Your abilities and Service Weapon can be upgraded and modified to become more powerful, and you’ll need to make each one stronger as you progress through Control. Make no mistake, Control is Remedy’s toughest game to date. There’s no option to change difficulties – a blot on the game as some might find the game’s only difficulty mode challenging and frustrating – and the variety of enemies have no worries in flanking you, seeking you out behind cover, and letting you recuperate health. It means that you have to stay on the move as standing still, even for a few seconds, isn’t wise.
There’s no automatic health recovery mechanic here either. You refill your health bar by picking up health shards dropped by enemies, so don’t think you can hide and wait for your health to recuperate. You’re forced to engage enemies to get health back, and these rush mechanics force you to stay on the offensive. It provides a risk-reward system that’s both satisfying and daunting, especially in later missions when enemies are extremely tough.
It isn’t just winning firefights where you are rewarded with health and item drops. Exploring every corner of The Oldest House’s many sectors can give you more insight into the Bureau’s history via collectibles. You’ll also come across optional side quests that might give you a new ability, or find chests with new materials to unlock a new Service Weapon mode. Exploration is rewarded, and making yourself more powerful as you unravel The Bureau’s secrets, The Hiss’ motivations, and Jesse’s backstory constantly make it feel like you’re progressing throughout Control.
Control is by no means perfect. Exiting the menus on multiple occasions led to jarring or stuttering gameplay for a few seconds. Game crashes are few and far between but, when they do occur, it means that some progress can be lost if the game’s autosave function doesn’t kick in properly. Some of the cutscenes also feel clunky. Animations are samey, especially the ones where Jesse and Bureau research scientist Emily Pope are discussing plans of action in between missions, and it doesn’t feel natural to see the duo make the same movements in their chairs ad infinitum.

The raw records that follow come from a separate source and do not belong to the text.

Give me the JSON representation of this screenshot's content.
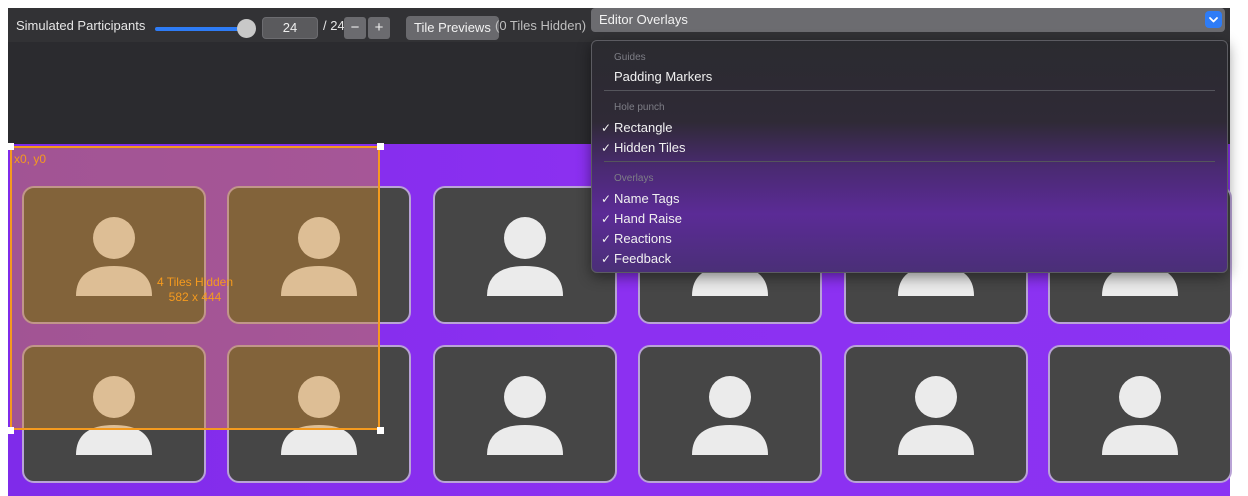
{
  "toolbar": {
    "participants_label": "Simulated Participants",
    "participants_value": "24",
    "participants_total": "/ 24",
    "participants_slider_fraction": 1.0,
    "decrement_label": "−",
    "increment_label": "+",
    "tile_previews_label": "Tile Previews",
    "hidden_count_text": "(0 Tiles Hidden)",
    "overlays_select_value": "Editor Overlays",
    "overlays_select_arrow": "chevron-down-icon"
  },
  "hidden_region": {
    "origin_label": "x0, y0",
    "hidden_tiles_text": "4 Tiles Hidden",
    "size_text": "582 x 444"
  },
  "overlays_menu": {
    "sections": [
      {
        "header": "Guides",
        "items": [
          {
            "label": "Padding Markers",
            "checked": false
          }
        ]
      },
      {
        "header": "Hole punch",
        "items": [
          {
            "label": "Rectangle",
            "checked": true
          },
          {
            "label": "Hidden Tiles",
            "checked": true
          }
        ]
      },
      {
        "header": "Overlays",
        "items": [
          {
            "label": "Name Tags",
            "checked": true
          },
          {
            "label": "Hand Raise",
            "checked": true
          },
          {
            "label": "Reactions",
            "checked": true
          },
          {
            "label": "Feedback",
            "checked": true
          }
        ]
      }
    ],
    "check_glyph": "✓"
  },
  "tiles": {
    "icon": "person-icon",
    "count_visible": 12
  },
  "colors": {
    "accent": "#2e7cf6",
    "stage_purple": "#8a30f0",
    "hidden_overlay": "#f59a1e",
    "tile_bg": "#464646"
  }
}
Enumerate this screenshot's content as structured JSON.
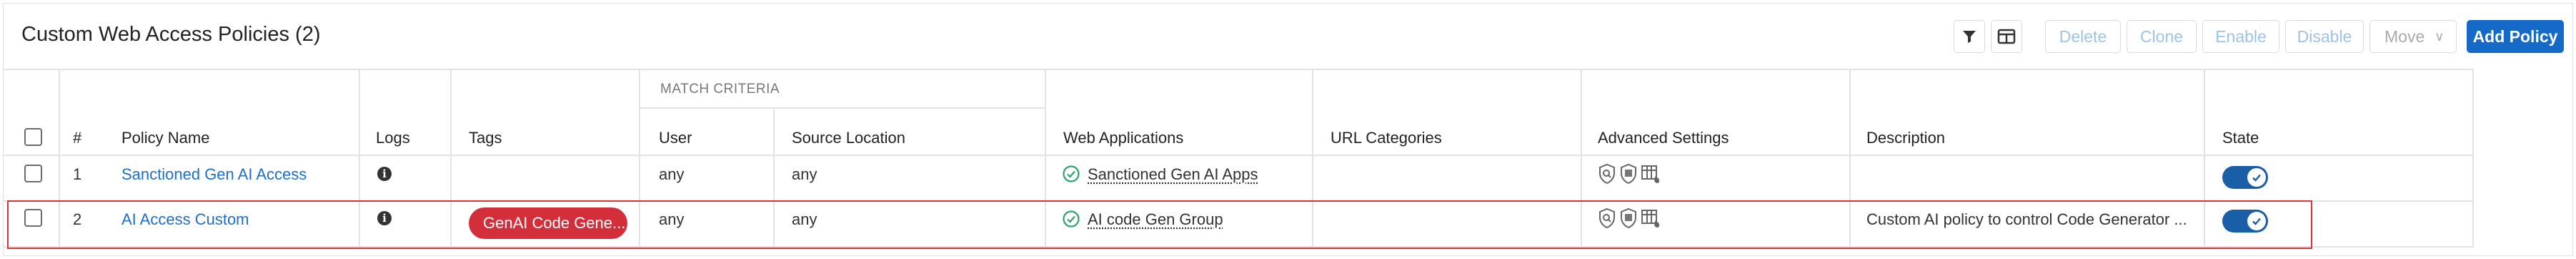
{
  "header": {
    "title": "Custom Web Access Policies (2)"
  },
  "toolbar": {
    "filter_icon": "filter-icon",
    "columns_icon": "columns-icon",
    "delete": "Delete",
    "clone": "Clone",
    "enable": "Enable",
    "disable": "Disable",
    "move": "Move",
    "add_policy": "Add Policy"
  },
  "table": {
    "group_header": "MATCH CRITERIA",
    "columns": {
      "num": "#",
      "policy_name": "Policy Name",
      "logs": "Logs",
      "tags": "Tags",
      "user": "User",
      "source_location": "Source Location",
      "web_applications": "Web Applications",
      "url_categories": "URL Categories",
      "advanced_settings": "Advanced Settings",
      "description": "Description",
      "state": "State"
    },
    "rows": [
      {
        "num": "1",
        "policy_name": "Sanctioned Gen AI Access",
        "tag": "",
        "user": "any",
        "source_location": "any",
        "web_application": "Sanctioned Gen AI Apps",
        "url_categories": "",
        "description": "",
        "state_enabled": true
      },
      {
        "num": "2",
        "policy_name": "AI Access Custom",
        "tag": "GenAI Code Gene...",
        "user": "any",
        "source_location": "any",
        "web_application": "AI code Gen Group",
        "url_categories": "",
        "description": "Custom AI policy to control Code Generator ...",
        "state_enabled": true
      }
    ]
  },
  "colors": {
    "link": "#1e6fc8",
    "primary_button": "#1569c7",
    "toggle_on": "#1a5ea8",
    "tag_red": "#d32f3a",
    "highlight_border": "#d9343c",
    "success_green": "#2ea36b"
  }
}
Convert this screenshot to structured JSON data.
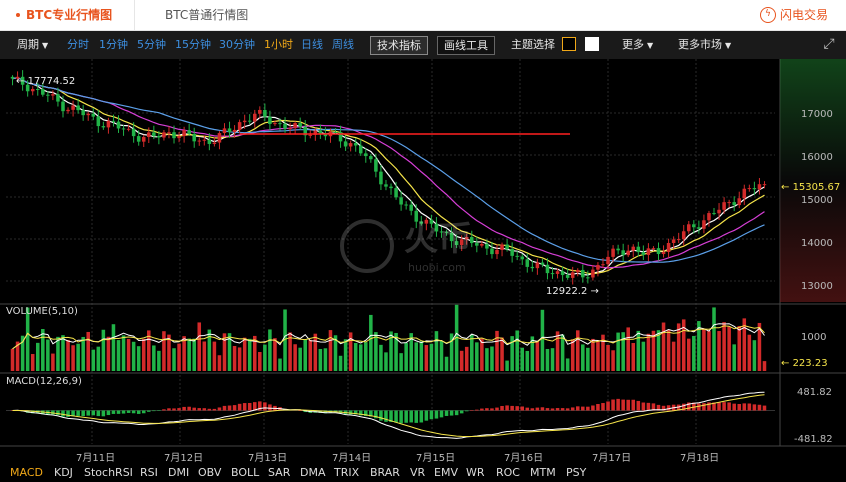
{
  "tabs": {
    "pro_label": "BTC专业行情图",
    "basic_label": "BTC普通行情图",
    "brand": "闪电交易"
  },
  "toolbar": {
    "period_label": "周期",
    "timeframes": [
      "分时",
      "1分钟",
      "5分钟",
      "15分钟",
      "30分钟",
      "1小时",
      "日线",
      "周线"
    ],
    "active_timeframe": "1小时",
    "tech_button": "技术指标",
    "draw_button": "画线工具",
    "theme_label": "主题选择",
    "more_label": "更多",
    "more_market_label": "更多市场"
  },
  "chart_data": [
    {
      "type": "candlestick",
      "title": "",
      "price_ticks": [
        17000,
        16000,
        15000,
        14000,
        13000
      ],
      "ylim": [
        12500,
        18000
      ],
      "max_label": "17774.52",
      "min_label": "12922.2",
      "last_price": "15305.67",
      "date_labels": [
        "7月11日",
        "7月12日",
        "7月13日",
        "7月14日",
        "7月15日",
        "7月16日",
        "7月17日",
        "7月18日"
      ],
      "resistance_line": 16500,
      "series": [
        {
          "name": "close",
          "values": [
            17760,
            17700,
            17520,
            17400,
            17200,
            17100,
            16950,
            16800,
            16750,
            16620,
            16500,
            16400,
            16450,
            16550,
            16480,
            16380,
            16320,
            16420,
            16600,
            16820,
            16950,
            16880,
            16720,
            16650,
            16580,
            16540,
            16480,
            16400,
            16250,
            16000,
            15600,
            15200,
            14850,
            14600,
            14400,
            14200,
            14050,
            13950,
            13900,
            13800,
            13750,
            13700,
            13500,
            13350,
            13250,
            13200,
            13150,
            13100,
            13300,
            13550,
            13700,
            13800,
            13650,
            13700,
            13850,
            14050,
            14300,
            14450,
            14650,
            14850,
            15050,
            15200,
            15305.67
          ]
        }
      ]
    },
    {
      "type": "bar",
      "title": "VOLUME(5,10)",
      "yticks": [
        1000
      ],
      "last_value": "223.23"
    },
    {
      "type": "bar",
      "title": "MACD(12,26,9)",
      "yticks": [
        481.82,
        -481.82
      ]
    }
  ],
  "indicators": [
    "MACD",
    "KDJ",
    "StochRSI",
    "RSI",
    "DMI",
    "OBV",
    "BOLL",
    "SAR",
    "DMA",
    "TRIX",
    "BRAR",
    "VR",
    "EMV",
    "WR",
    "ROC",
    "MTM",
    "PSY"
  ],
  "active_indicator": "MACD",
  "watermark": {
    "cn": "火币",
    "en": "huobi.com"
  },
  "colors": {
    "up": "#d32a2a",
    "down": "#21b348",
    "ma5": "#ffffff",
    "ma10": "#f5e44a",
    "ma20": "#d63fd6",
    "ma30": "#5b9fe8",
    "accent": "#e8541e"
  }
}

Constantly spawning enemies are a bit of a drag too. Sure, it makes sense for The Hiss to re-emerge in areas you’ve already visited. They’re far reaching and, coupled with side quests called Board Countermeasures and Bureau Alerts where you have to remove The Hiss from specific areas, it’s a necessity for Control to continually spawn them. However, when you’re wanting to explore a previously discovered area for secrets, or simply heading back to chat to Emily, having to fight off new waves blocking your path can be frustrating.
Control is Remedy’s finest game to date though. It might start off a bit slow for some but, once it gets going, it really does shine. Control’s intriguing plot is what ultimately drives it, but there’s so much more beneath the surface that sets it out as a joy to play. Remedy’s dry humour is on display within The Oldest House’s collectibles, posters, and post-it notes. The sound design is mesmeric and unsettling, and there’s even music-related Easter Eggs that will have long-time Remedy fans grinning if you’re able to find them.
As a game, Control isn’t an industry game-changer. It’s a bigger, bolder, and fresher experience from Remedy though, and one that adds another string to their bow. It’s easy to lose hours within The Oldest House, but that’s a mark of a good game. The saying goes “time flies when you’re having fun” and, with Control, I had tons of fun.